Repeat every entry word for word, but leave the images out of your copy.
* * *
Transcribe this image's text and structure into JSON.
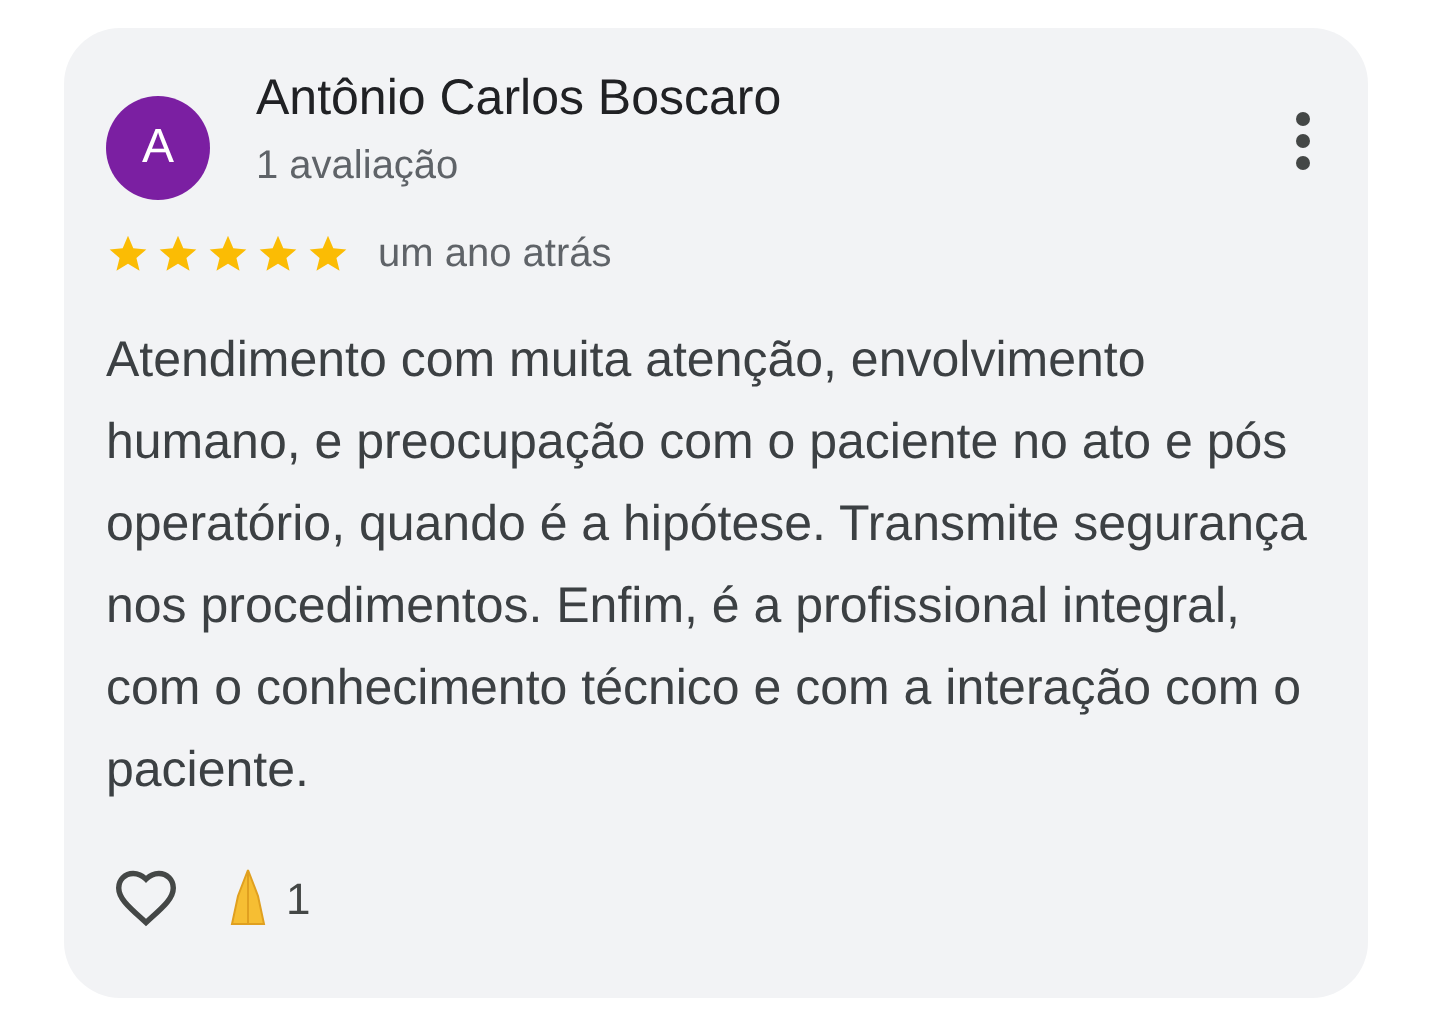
{
  "review": {
    "avatar_letter": "A",
    "author": "Antônio Carlos Boscaro",
    "author_meta": "1 avaliação",
    "stars": 5,
    "time": "um ano atrás",
    "text": "Atendimento com muita atenção, envolvimento humano, e preocupação com o paciente no ato e pós operatório, quando é a hipótese. Transmite segurança nos procedimentos. Enfim, é a profissional integral, com o conhecimento técnico e com a interação com o paciente.",
    "reactions": {
      "liked": false,
      "count": "1"
    }
  }
}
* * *
ANSWER TO THE EXERCISE:
Transcribe this image's text and structure into JSON.
{
  "review": {
    "avatar_letter": "A",
    "author": "Antônio Carlos Boscaro",
    "author_meta": "1 avaliação",
    "stars": 5,
    "time": "um ano atrás",
    "text": "Atendimento com muita atenção, envolvimento humano, e preocupação com o paciente no ato e pós operatório, quando é a hipótese. Transmite segurança nos procedimentos. Enfim, é a profissional integral, com o conhecimento técnico e com a interação com o paciente.",
    "reactions": {
      "liked": false,
      "count": "1"
    }
  }
}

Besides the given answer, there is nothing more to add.